What is Atomix?

Atomix is a tool for solving common distributed systems problems in a variety of different ways. It is unopinionated about the problems it solves, instead providing primitives with which to solve problems. Some examples of the primitives it provides are:

  • Distributed data structures (maps, sets, trees, counters, values, etc)
  • Distributed communication (direct, publish-subscribe, etc)
  • Distributed coordination (locks, leader elections, semaphores, barriers, etc)
  • Group membership
AtomicMap<String, String> map = atomix.<String, String>mapBuilder("my-map")

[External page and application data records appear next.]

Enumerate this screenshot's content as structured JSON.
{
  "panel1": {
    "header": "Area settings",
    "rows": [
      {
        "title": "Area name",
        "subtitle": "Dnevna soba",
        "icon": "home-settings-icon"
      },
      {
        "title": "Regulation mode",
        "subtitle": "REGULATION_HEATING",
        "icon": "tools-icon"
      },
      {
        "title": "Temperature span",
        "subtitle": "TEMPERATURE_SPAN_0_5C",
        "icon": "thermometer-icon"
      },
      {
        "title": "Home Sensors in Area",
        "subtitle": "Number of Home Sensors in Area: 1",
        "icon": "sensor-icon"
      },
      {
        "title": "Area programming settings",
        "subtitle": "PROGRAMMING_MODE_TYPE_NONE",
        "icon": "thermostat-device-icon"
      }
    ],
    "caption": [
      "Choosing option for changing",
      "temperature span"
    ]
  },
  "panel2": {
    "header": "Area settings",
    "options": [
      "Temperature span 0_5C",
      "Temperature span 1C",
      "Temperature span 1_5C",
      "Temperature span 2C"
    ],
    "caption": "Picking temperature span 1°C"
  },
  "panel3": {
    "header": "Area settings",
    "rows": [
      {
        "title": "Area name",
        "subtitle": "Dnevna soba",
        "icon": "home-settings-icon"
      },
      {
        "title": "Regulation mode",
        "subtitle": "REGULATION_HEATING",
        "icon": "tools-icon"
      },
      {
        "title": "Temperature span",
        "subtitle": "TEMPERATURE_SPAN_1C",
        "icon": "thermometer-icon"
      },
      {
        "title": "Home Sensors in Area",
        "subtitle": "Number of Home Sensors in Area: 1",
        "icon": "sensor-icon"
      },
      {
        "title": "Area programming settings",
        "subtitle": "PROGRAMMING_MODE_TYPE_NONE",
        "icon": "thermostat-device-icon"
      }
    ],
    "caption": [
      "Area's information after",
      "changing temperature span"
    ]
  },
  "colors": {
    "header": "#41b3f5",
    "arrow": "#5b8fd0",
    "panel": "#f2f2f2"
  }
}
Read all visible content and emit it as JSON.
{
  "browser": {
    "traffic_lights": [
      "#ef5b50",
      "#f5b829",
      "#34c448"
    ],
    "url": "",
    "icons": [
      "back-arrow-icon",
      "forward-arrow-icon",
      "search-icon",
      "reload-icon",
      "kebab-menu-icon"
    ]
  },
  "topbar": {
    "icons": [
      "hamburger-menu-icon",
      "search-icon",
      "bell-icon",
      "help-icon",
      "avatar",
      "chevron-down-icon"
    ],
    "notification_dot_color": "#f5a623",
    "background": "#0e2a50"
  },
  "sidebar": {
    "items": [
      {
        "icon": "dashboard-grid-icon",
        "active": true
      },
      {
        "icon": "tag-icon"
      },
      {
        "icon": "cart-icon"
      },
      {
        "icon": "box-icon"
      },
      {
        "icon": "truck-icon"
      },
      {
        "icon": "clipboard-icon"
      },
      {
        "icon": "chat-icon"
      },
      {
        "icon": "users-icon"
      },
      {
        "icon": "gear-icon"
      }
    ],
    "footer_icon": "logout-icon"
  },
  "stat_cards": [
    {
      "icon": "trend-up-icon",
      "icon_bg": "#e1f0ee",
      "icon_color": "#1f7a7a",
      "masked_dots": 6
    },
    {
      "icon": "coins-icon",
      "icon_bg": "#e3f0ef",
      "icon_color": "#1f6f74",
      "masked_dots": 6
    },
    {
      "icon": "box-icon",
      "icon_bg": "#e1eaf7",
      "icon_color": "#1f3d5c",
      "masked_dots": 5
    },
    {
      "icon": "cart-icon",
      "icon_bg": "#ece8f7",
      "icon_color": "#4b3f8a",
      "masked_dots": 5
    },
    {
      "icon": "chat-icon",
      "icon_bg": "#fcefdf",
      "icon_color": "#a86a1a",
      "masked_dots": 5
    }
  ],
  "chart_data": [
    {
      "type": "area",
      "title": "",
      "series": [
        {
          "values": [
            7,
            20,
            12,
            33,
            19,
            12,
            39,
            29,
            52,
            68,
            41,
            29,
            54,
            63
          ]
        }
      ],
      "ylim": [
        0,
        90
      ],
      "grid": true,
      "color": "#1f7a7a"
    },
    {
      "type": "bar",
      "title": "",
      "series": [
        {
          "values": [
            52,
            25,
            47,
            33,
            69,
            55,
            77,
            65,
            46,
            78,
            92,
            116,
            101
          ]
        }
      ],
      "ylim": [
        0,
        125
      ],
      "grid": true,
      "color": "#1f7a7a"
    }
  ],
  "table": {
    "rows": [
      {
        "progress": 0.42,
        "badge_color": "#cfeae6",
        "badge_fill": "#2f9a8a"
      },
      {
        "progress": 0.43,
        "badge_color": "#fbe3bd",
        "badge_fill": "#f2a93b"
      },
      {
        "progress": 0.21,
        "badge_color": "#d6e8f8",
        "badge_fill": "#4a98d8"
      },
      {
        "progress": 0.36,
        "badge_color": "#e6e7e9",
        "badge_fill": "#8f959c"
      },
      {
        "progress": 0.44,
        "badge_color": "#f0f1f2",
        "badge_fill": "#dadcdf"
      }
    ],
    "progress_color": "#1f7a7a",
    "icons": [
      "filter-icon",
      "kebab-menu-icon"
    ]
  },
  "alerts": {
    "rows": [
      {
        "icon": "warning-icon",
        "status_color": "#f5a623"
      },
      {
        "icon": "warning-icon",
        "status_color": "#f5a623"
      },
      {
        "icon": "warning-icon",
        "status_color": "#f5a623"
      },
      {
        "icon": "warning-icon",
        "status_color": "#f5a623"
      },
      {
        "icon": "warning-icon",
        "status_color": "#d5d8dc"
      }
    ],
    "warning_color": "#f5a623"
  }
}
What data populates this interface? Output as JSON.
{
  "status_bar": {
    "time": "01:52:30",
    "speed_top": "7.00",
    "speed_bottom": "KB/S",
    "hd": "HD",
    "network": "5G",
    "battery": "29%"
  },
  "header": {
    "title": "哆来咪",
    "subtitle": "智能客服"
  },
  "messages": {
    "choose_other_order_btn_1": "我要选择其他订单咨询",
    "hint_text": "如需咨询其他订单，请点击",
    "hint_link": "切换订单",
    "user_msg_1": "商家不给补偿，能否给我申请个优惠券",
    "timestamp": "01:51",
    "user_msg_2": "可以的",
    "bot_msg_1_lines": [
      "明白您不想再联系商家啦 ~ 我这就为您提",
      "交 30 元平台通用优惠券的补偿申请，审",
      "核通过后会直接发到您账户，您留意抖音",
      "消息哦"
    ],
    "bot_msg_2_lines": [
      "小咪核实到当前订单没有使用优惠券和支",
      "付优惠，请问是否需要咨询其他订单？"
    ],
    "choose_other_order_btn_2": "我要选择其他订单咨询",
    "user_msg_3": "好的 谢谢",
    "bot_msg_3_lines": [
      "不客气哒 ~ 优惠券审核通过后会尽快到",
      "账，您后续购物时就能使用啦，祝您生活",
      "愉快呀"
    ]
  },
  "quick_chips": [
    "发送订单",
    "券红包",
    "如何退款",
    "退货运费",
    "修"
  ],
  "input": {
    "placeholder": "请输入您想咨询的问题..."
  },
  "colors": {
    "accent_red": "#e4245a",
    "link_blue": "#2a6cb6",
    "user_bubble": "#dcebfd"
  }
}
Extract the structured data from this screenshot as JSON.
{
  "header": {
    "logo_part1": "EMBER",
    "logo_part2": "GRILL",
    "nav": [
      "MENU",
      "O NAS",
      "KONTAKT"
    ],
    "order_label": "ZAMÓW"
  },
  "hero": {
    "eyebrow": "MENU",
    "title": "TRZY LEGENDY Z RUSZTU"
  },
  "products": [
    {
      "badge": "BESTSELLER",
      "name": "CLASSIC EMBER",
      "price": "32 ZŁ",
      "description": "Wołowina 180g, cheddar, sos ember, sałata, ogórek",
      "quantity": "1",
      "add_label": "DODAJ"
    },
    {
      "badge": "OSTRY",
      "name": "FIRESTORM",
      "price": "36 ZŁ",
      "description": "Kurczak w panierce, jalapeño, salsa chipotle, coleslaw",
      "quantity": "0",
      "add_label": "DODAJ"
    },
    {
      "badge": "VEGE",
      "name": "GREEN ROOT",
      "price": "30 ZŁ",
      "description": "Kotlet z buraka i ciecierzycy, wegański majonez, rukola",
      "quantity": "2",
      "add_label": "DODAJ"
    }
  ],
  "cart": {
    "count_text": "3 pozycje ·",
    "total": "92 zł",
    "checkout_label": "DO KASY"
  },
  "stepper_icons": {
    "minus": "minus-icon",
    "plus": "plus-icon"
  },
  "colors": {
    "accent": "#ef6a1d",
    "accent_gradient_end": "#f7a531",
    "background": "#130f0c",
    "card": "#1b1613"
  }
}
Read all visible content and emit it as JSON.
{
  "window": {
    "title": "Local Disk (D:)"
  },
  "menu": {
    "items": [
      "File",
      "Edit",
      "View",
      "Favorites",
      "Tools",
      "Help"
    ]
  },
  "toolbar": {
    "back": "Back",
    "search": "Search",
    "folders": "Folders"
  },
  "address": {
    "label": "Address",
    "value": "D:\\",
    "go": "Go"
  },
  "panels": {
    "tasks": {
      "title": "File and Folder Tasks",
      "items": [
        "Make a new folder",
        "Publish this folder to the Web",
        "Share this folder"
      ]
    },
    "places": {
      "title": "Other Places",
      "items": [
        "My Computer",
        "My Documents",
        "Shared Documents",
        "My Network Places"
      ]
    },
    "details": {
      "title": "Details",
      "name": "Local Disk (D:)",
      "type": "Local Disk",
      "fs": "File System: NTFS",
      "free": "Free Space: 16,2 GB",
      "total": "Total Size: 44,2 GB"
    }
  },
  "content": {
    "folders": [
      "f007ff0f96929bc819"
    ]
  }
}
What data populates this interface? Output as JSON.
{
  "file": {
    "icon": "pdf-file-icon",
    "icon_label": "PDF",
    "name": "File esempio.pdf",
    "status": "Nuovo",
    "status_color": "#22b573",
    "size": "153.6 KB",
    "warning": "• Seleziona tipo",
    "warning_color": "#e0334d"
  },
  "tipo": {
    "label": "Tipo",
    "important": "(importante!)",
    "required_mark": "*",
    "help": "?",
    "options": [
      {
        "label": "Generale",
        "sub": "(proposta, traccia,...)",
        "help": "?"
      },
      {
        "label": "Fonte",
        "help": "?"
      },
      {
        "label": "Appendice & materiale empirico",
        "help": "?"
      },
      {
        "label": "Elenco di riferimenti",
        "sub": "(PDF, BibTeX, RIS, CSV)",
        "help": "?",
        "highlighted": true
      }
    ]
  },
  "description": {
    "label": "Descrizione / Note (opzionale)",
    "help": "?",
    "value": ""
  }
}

Each of these primitives can be replicated using a variety of configurable distributed systems protocols with varying guarantees:

  • Multi-Raft - a strongly consistent partitioned consensus algorithm
  • Multi-Primary - a consistent partitioned leader-based synchronous/asynchronous replication algorithm
  • Anti-entropy - a highly scalable eventually consistent gossip/reconciliation protocol
  • CRDT - an eventually strongly consistent gossip-style replication protocol
MultiRaftProtocol protocol = MultiRaftProtocol.builder()

Map<String, String> map = atomix.<String, String>mapBuilder("my-map")

map.put("foo", "bar");

Primitives are thread-safe, asynchronous, and reactive, relying heavily on event notifications to detect state changes in the system:

LeaderElection<MemberId> election = atomix.getElection("my-election");

election.addListener(event -> {
  Leader leader = event.newLeadership().leader();


And can be accessed in a variety of different ways, including:

  • Asynchronous APIs
  • Synchronous APIs
AsyncAtomicMap<String, String> asyncMap = atomix.getMap("my-map").async();

asyncMap.put("foo", "baz").thenRun(() -> {

Similarly, they can be configured either in code or in configuration files:

  • Java builders
  • HOCON configurations
  • JSON configurations
primitives.my-map {
  type: map
  protocol {
    type: multi-raft
    group: raft
    readConsistency: linearizable

This flexibility allows architects to build extremely diverse systems.

ONOS Use Case

The ONOS project for which Atomix is primarily developed is an excellent use case in using the features of Atomix outlined above. At its core, ONOS uses Atomix group membership and messaging for cluster management and communication. Additionally, stores in ONOS rely heavily on Atomix primitives for state replication and coordination. Using Atomix allows ONOS engineers to choose the ideal primitive for the use case of each individual store. For example, some stores may use synchronous primitives for simplicity, while others may use asynchronous (non-blocking) primitives for concurrency. Some stores use Atomix primitives to build higher-level custom replication protocols. The unopinionated nature of Atomix allows engineers to use the best tool for the job, and the ability to encapsulate most of the complexity of distributed systems in Atomix primitives has reduced the barrier to entry for new ONOS contributors.